Posted by Webby on
wow i really cry while watching this movie who said that nigeria actors and actresss dont know wat they are doing or dont get it in them anyone this movie we prove them wrong and i hope it will shout the mouths. rresently i have been watching some stupid movie from nollywood playing nude movies that
Awesome job guys. This is absolutely a must watch for all these so called ministers that can not keep there hot dogs under their pants. I must confess that it is a lesson well taught. And I learned so much from the movie. More strength to you guys for a great job well done.
THIS IS ABSOLUTELY ONE TO WATCH. I WILL NEVER FORGET THIS MOVIE. THIS IS ONE OF THOSE AMAZING BUT HEART WRENCHING HUMAN EXPERIENCE PRODUCTIONS THAT MAKES NOLLYWOOD STAND OUT NATURALLY. I TOTALLY LOVED IT....ONE OF THE BEST ENDINGS IN AFRICAN MOVIE HISTORY. WHAT A STORY! WHAT A PLOT AND THEME! WELL

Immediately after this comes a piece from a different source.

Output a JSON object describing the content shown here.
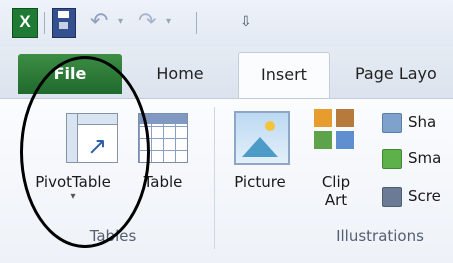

eh eh eh Nkem i agree with u ohhh. This is an example of the war between truth and untruth. We all have ti decide on what side of the war we gonna fight. Nkem doesnt wanna know who is who but hiz gonna say it. Am gonna call it the best African Movie i have ever watched. They just don,t call u Osofia
This isnt a movie you watch and forget about...not at all! I love this movie so so so so, too, too, too, much, and its one to recommend to everyone and anyone...A movie a family can sit and watch, with great wise morals, and lesson...unlike the CRAP some producers are making in Nollywood, all I see
Jesus Christ! God really blessed the production of dis movie. All church leaders need to watch this, naija and non naijas!!! May victims of such horrible atrocities find peace, comfort, and strength in God. Jesus Christ have mercy! It is ONLY and ONLY thru GRACE you can forgive such an atrocious act
HistoryThe first Nigerian films were made by filmmakers such as Ola Balogun and Hubert Ogunde in the 1960s, but they were frustrated by the high cost of film production. However, television broadcasting in Nigeria began in the 1960s and received much government support in its early years. By the mid-1980s every state had its own broadcasting station. Law limited foreign television content so producers in Lagos began televising local popular theater productions. Many of these were circulated on video as well, and a small scale informal video movie trade developed. Nigerian film is thus a video movie industry; Nigerians call them 'home videos'. There is some debate concerning what caused this small local market in videos to explode into a booming industry that has pushed foreign media off the shelves in much of Africa and is now marketed all over the world. Use of English rather than local languages served to expand the market. Aggressive marketing using posters, trailers, and television advertising also played a role in Nollywood's success. Many point to the 1992 release of Living in Bondage, a film about a businessman whose dealings with a money cult result in the death of his wife, as the industry's first blockbuster. Since then, thousands of movies have been released. One of the first Nigerian movie to reach international fame was the 2003 release Osuofia In London, starring Nkem Owoh, the famous Nigerian comedic actor. Modern Nigerian cinema’s most prolific auteur is Chico Ejiro, who directed over 80 films in a 5-year period and brags that he can complete production on a movie in as little as three days. Ejiro’s brother Zeb is the best-known director of these videos outside of the country.
The first Nollywood films were produced with traditional analog video,
such as Betacam SP, but today all Nollywood movies are produced using
digital video technology. Only recently, Time magazine published an article
rating the industry as the third-largest after Hollywood and Bollywood.
ProductionIn the early days, Nollywood had one studio, Studio Tinapa in Tinapa, Calabar. Most movies, however, are not produced in studios in the Hollywood style. Video movies are shot on location all over Nigeria with distinct regional variations between the northern movies (made primarily in the Hausa language), the western Yoruba-language movies, the Igbo movies shot in the southeast,(Benin City) Edo Language shot in Benin city and the popular English-language productions, also shot primarily in the southeast. Many of the big producers have offices in Surulere, Lagos. Shooting films in Nigeria is difficult.
Nigerian directors adopt new technologies as soon as they become affordable. Bulky videotape cameras gave way to their digital descendents, which are now being replaced by HD cameras. Editing, music, and other post-production work is done with common computer-based systems.